What to do: From the listing below, work out how many lines contain "time"; the answer is that number and nothing more.

Dataset:

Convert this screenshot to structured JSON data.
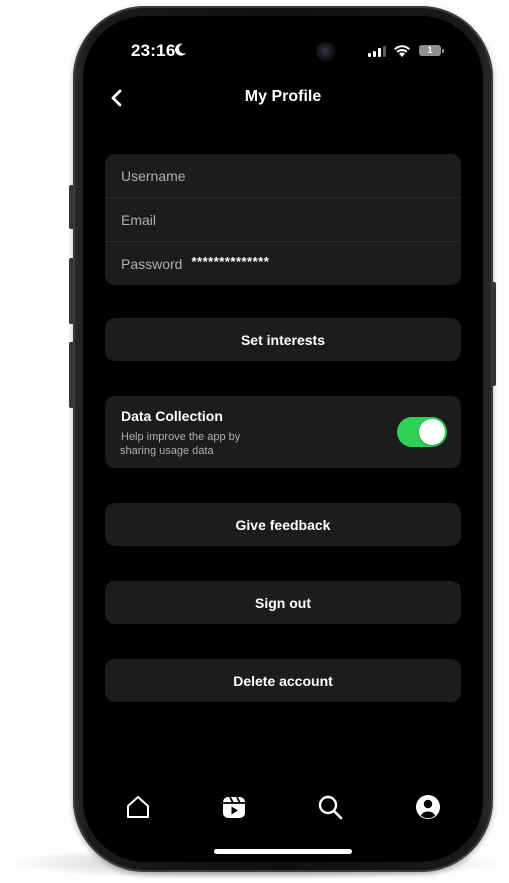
{
  "status_bar": {
    "time": "23:16",
    "battery_level": "1",
    "icons": [
      "moon-icon",
      "camera-icon",
      "cellular-signal-icon",
      "wifi-icon",
      "battery-icon"
    ]
  },
  "header": {
    "title": "My Profile",
    "back_icon": "chevron-left-icon"
  },
  "account_fields": {
    "username_label": "Username",
    "email_label": "Email",
    "password_label": "Password",
    "password_value": "**************"
  },
  "buttons": {
    "set_interests": "Set interests",
    "give_feedback": "Give feedback",
    "sign_out": "Sign out",
    "delete_account": "Delete account"
  },
  "data_collection": {
    "title": "Data Collection",
    "description_line1": "Help improve the app by",
    "description_line2": "sharing usage data",
    "enabled": true
  },
  "tab_bar": {
    "items": [
      "home-icon",
      "reels-icon",
      "search-icon",
      "profile-icon"
    ],
    "active": "profile-icon"
  },
  "colors": {
    "background": "#000000",
    "card": "#1c1c1e",
    "toggle_on": "#30d158",
    "text_primary": "#ffffff",
    "text_secondary": "#aeaeb2"
  }
}
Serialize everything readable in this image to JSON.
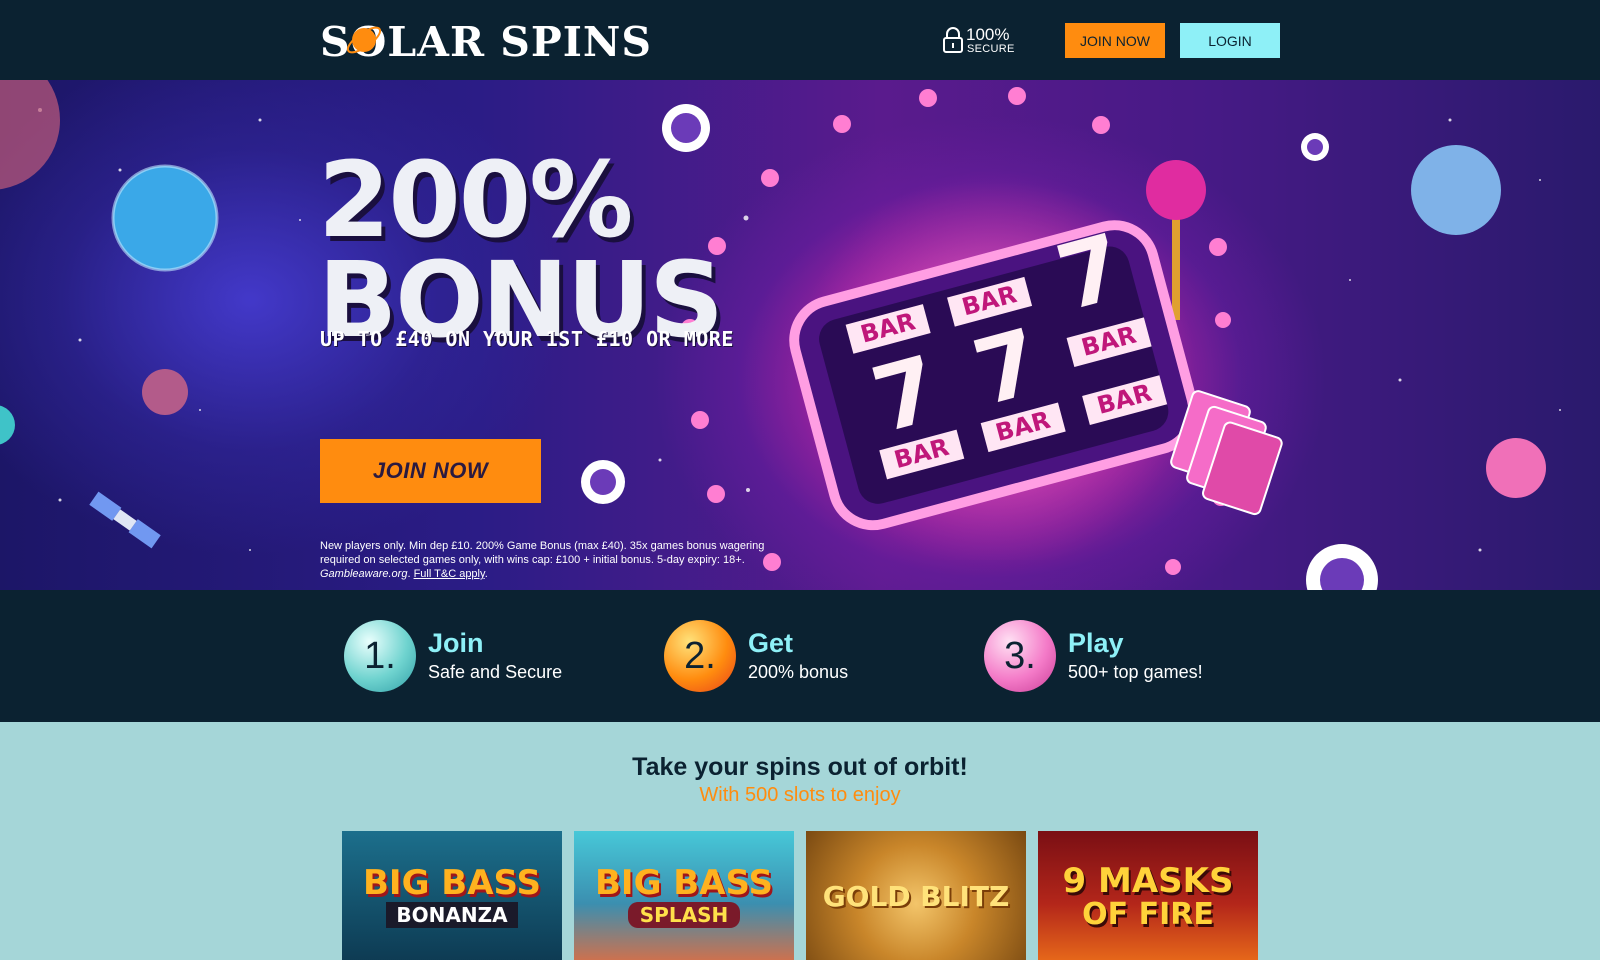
{
  "header": {
    "logo_text": "SOLAR SPINS",
    "secure_percent": "100%",
    "secure_label": "SECURE",
    "join_label": "JOIN NOW",
    "login_label": "LOGIN"
  },
  "hero": {
    "headline_line1": "200%",
    "headline_line2": "BONUS",
    "subheadline": "UP TO £40 ON YOUR 1ST £10 OR MORE",
    "cta_label": "JOIN NOW",
    "terms_text": "New players only. Min dep £10. 200% Game Bonus (max £40). 35x games bonus wagering required on selected games only, with wins cap: £100 + initial bonus. 5-day expiry: 18+.",
    "terms_site": "Gambleaware.org",
    "terms_link": "Full T&C apply",
    "slot_symbols": [
      "BAR",
      "7",
      "BAR",
      "BAR",
      "7",
      "BAR",
      "7",
      "BAR",
      "BAR"
    ]
  },
  "steps": [
    {
      "number": "1.",
      "title": "Join",
      "desc": "Safe and Secure",
      "color": "#6fd3cf"
    },
    {
      "number": "2.",
      "title": "Get",
      "desc": "200% bonus",
      "color": "#ff8c0f"
    },
    {
      "number": "3.",
      "title": "Play",
      "desc": "500+ top games!",
      "color": "#f47bc8"
    }
  ],
  "games": {
    "title": "Take your spins out of orbit!",
    "subtitle": "With 500 slots to enjoy",
    "tiles": [
      {
        "line1": "BIG BASS",
        "line2": "BONANZA"
      },
      {
        "line1": "BIG BASS",
        "line2": "SPLASH"
      },
      {
        "line1": "GOLD BLITZ",
        "line2": ""
      },
      {
        "line1": "9 MASKS",
        "line2": "OF FIRE"
      }
    ]
  },
  "colors": {
    "background": "#0b2231",
    "accent_orange": "#ff8c0f",
    "accent_cyan": "#8ef0f7",
    "games_bg": "#a5d6d8"
  }
}
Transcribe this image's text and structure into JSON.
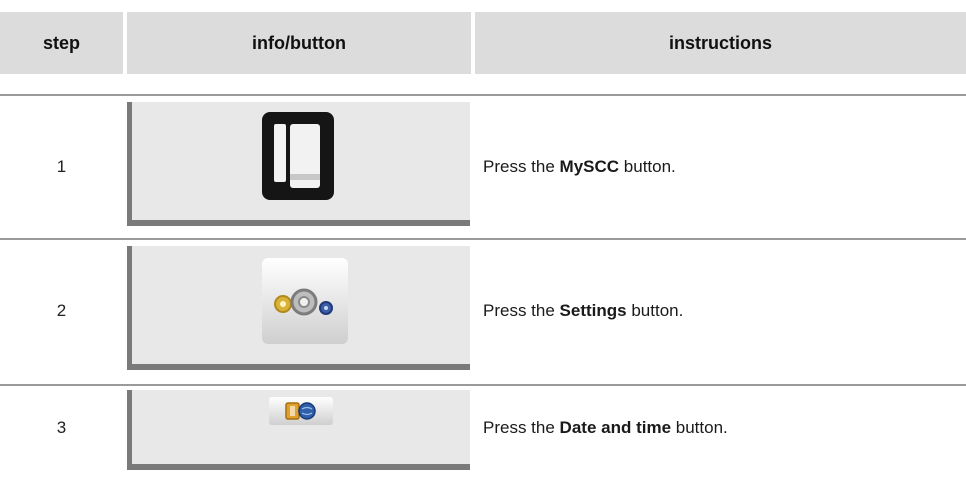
{
  "header": {
    "step": "step",
    "info": "info/button",
    "instructions": "instructions"
  },
  "rows": [
    {
      "step": "1",
      "icon": "myscc-oven-icon",
      "instr_pre": "Press the ",
      "instr_bold": "MySCC",
      "instr_post": " button."
    },
    {
      "step": "2",
      "icon": "settings-gears-icon",
      "instr_pre": "Press the ",
      "instr_bold": "Settings",
      "instr_post": " button."
    },
    {
      "step": "3",
      "icon": "date-time-icon",
      "instr_pre": "Press the ",
      "instr_bold": "Date and time",
      "instr_post": " button."
    }
  ]
}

Result of the task: 3